These are all great finds as they stick to a very specific category of bird and they’re all extremely familiar phrases. The clue on 63A felt a bit clunky compared to the rest (and the answer seemed like it was more directly related to the actual animal than the others), but its placement as the last themer made it easy to uncover.

Clean fill all around with a meta-wink at 25D [First word in a clue list] ACROSS. The first word in this clue list was FILET… which is decidedly not part of the theme!

4 stars.


This entry was posted in Daily Puzzles and tagged , , , , . Bookmark the permalink.

14 Responses to Saturday, February 23, 2019

  1. Victor Fleming says:

    According to the authoritative source Wiktionary, MWAHAHA (with only two ha-ha’s) is an “Alternative spelling of muahahaha,” so 4d, MWAHAHAHA, may be a misspelling, but, at a minimum, should have been labeled as a variant, no? And, with CTS, ETDS, VENI, ANKH, ALEPHS, LIL, ABC, MRI, HIES, RECUT, & RABAT, it did not feel like a Saturday New York Times.

    • Lise says:

      When I say it, it comes out “bwahaha” (add “ha”s as desired). I think that sounds wicked eviler.

      I had trouble getting started, then flew around the grid, but I had to step away for a while with a lot of blanks in the ends of the acrosses in the NW. Somehow I had missed seeing the clue for 4D; when I returned, that made everything fall into place.

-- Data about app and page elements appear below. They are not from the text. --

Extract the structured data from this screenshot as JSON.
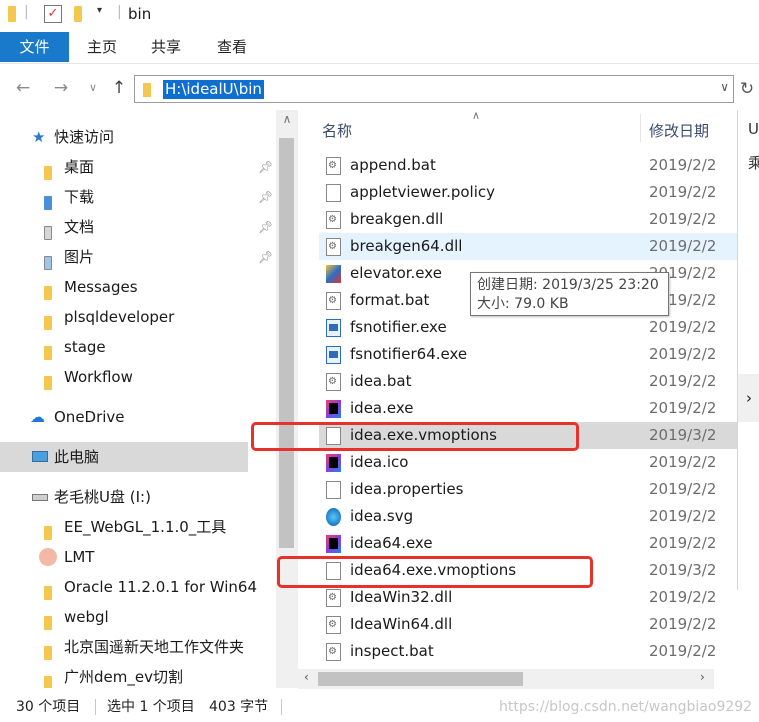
{
  "window": {
    "title": "bin"
  },
  "ribbon": {
    "tabs": [
      "文件",
      "主页",
      "共享",
      "查看"
    ]
  },
  "address": {
    "path": "H:\\idealU\\bin"
  },
  "nav": {
    "quick_access": "快速访问",
    "quick_items": [
      {
        "label": "桌面",
        "pinned": true
      },
      {
        "label": "下载",
        "pinned": true
      },
      {
        "label": "文档",
        "pinned": true
      },
      {
        "label": "图片",
        "pinned": true
      },
      {
        "label": "Messages"
      },
      {
        "label": "plsqldeveloper"
      },
      {
        "label": "stage"
      },
      {
        "label": "Workflow"
      }
    ],
    "onedrive": "OneDrive",
    "this_pc": "此电脑",
    "drive": "老毛桃U盘 (I:)",
    "drive_items": [
      {
        "label": "EE_WebGL_1.1.0_工具"
      },
      {
        "label": "LMT"
      },
      {
        "label": "Oracle 11.2.0.1 for Win64"
      },
      {
        "label": "webgl"
      },
      {
        "label": "北京国遥新天地工作文件夹"
      },
      {
        "label": "广州dem_ev切割"
      }
    ]
  },
  "columns": {
    "name": "名称",
    "date": "修改日期"
  },
  "files": [
    {
      "name": "append.bat",
      "date": "2019/2/2",
      "icon": "gear-file-icon"
    },
    {
      "name": "appletviewer.policy",
      "date": "2019/2/2",
      "icon": "file-icon"
    },
    {
      "name": "breakgen.dll",
      "date": "2019/2/2",
      "icon": "gear-file-icon"
    },
    {
      "name": "breakgen64.dll",
      "date": "2019/2/2",
      "icon": "gear-file-icon"
    },
    {
      "name": "elevator.exe",
      "date": "2019/2/2",
      "icon": "elevator-icon"
    },
    {
      "name": "format.bat",
      "date": "2019/2/2",
      "icon": "gear-file-icon"
    },
    {
      "name": "fsnotifier.exe",
      "date": "2019/2/2",
      "icon": "app-icon"
    },
    {
      "name": "fsnotifier64.exe",
      "date": "2019/2/2",
      "icon": "app-icon"
    },
    {
      "name": "idea.bat",
      "date": "2019/2/2",
      "icon": "gear-file-icon"
    },
    {
      "name": "idea.exe",
      "date": "2019/2/2",
      "icon": "intellij-icon"
    },
    {
      "name": "idea.exe.vmoptions",
      "date": "2019/3/2",
      "icon": "file-icon"
    },
    {
      "name": "idea.ico",
      "date": "2019/2/2",
      "icon": "intellij-icon"
    },
    {
      "name": "idea.properties",
      "date": "2019/2/2",
      "icon": "file-icon"
    },
    {
      "name": "idea.svg",
      "date": "2019/2/2",
      "icon": "edge-icon"
    },
    {
      "name": "idea64.exe",
      "date": "2019/2/2",
      "icon": "intellij-icon"
    },
    {
      "name": "idea64.exe.vmoptions",
      "date": "2019/3/2",
      "icon": "file-icon"
    },
    {
      "name": "IdeaWin32.dll",
      "date": "2019/2/2",
      "icon": "gear-file-icon"
    },
    {
      "name": "IdeaWin64.dll",
      "date": "2019/2/2",
      "icon": "gear-file-icon"
    },
    {
      "name": "inspect.bat",
      "date": "2019/2/2",
      "icon": "gear-file-icon"
    }
  ],
  "tooltip": {
    "created": "创建日期: 2019/3/25 23:20",
    "size": "大小: 79.0 KB"
  },
  "right_pane": {
    "c1": "U",
    "c2": "乘",
    "next": "›"
  },
  "status": {
    "count": "30 个项目",
    "selected": "选中 1 个项目",
    "size": "403 字节"
  },
  "watermark": "https://blog.csdn.net/wangbiao9292"
}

      I really should see more movies. NAVI is not in my wheelhouse. I liked the clue, though.

      This was an excellent puzzle, continuing an excellent puzzle week.

    • Victor Fleming says:

      I stand corrected. Oxford online actually has MWAHAHAHA listed:
      “Used to represent laughter, especially triumphal or cackling laughter such as that uttered by a villainous character in a cartoon or comic strip.”
      “(also bahahaha, muahahaha)”
      ” ‘World domination, at last, is at hand. Mwahahaha!’ ”
      Plus, there is a Wiki article titled “Evil laughter,” and in it … yep,
      “In comic books, where supervillains utter such laughs, it is variously rendered as mwahahaha, mwhahaha, muahahaha, hehehehe, bwuhuhuhaha, etc. (Compare with Ho ho ho.)”

  2. Michael Tong says:

    The best part about the puzzle is that you can say “wee is already a wee wee”

  3. Dr Fancypants says:

    I’d heard of TMZ, but never TMZ LIVE. Huh.

    Crazy easy puzzle for a Saturday—my only disappointment was that it didn’t have more bite to it.

  4. John says:

    Can someone explain the clue “Conjunction in a rebus puzzle” being OAR?

  5. Gene says:

    Had the same experience with the Stumper, upper left done quickly, raising (unfulfilled) expectations ?

  6. Lise says:

    LAT: Hoo boy! This was an excellent puzzle, but a lot more difficult for me than it was for Derek. I googled AZALEA TREE after solving. They look like topiaries. I’ve never seen one in person. Does anyone out there have one?

    I had “Bursts into tears” instead of “Breaks”, “Closings” instead of “Closures”, have never heard of Tavis Smiley, or of Carpool Karaoke (which sounds like a hoot). I was mostly IN A GROOVE with the rest of the puzzle, but it did take me quite a while, and I am now in recovery with a mug of tea.

    Nice challenge!

    • Martin says:

      It’s not really topiary. A bush trained to have a tree-like trunk is called a “standard.” Although azalea standards can be planted in the ground (like this one), standards are often used for patio plantings in pots. Some of the Asian azaleas that are not frost-hardy are used this way, so they may be moved indoors for the winter.

      Sadly, I can’t grow azaleas because the deer see them as salad. We have lots of rhododendrons, which are the same genus, but deerproof. Deer are obviously not interested in taxonomy.

      • Lise says:

        I’m sorry about your azaleas. We have deer problems too, so I sympathize. I planted beans last summer and got exactly zero beans from the plants, as the deer ate every last leaf.

        They don’t eat hot peppers or kale, so there are a few things I can grow.

        They also don’t eat our azaleas. Shhh! Don’t give them ideas.

        Thanks for the link. That’s a very pretty azalea.

  7. Elise says:

    NYT: How is “Tightly packed, disorderly crowd” SCRUM? The web developers I work with use this term for a very orderly project plan. Other definitions on the web are about orderly rugby formations.

Comments are closed.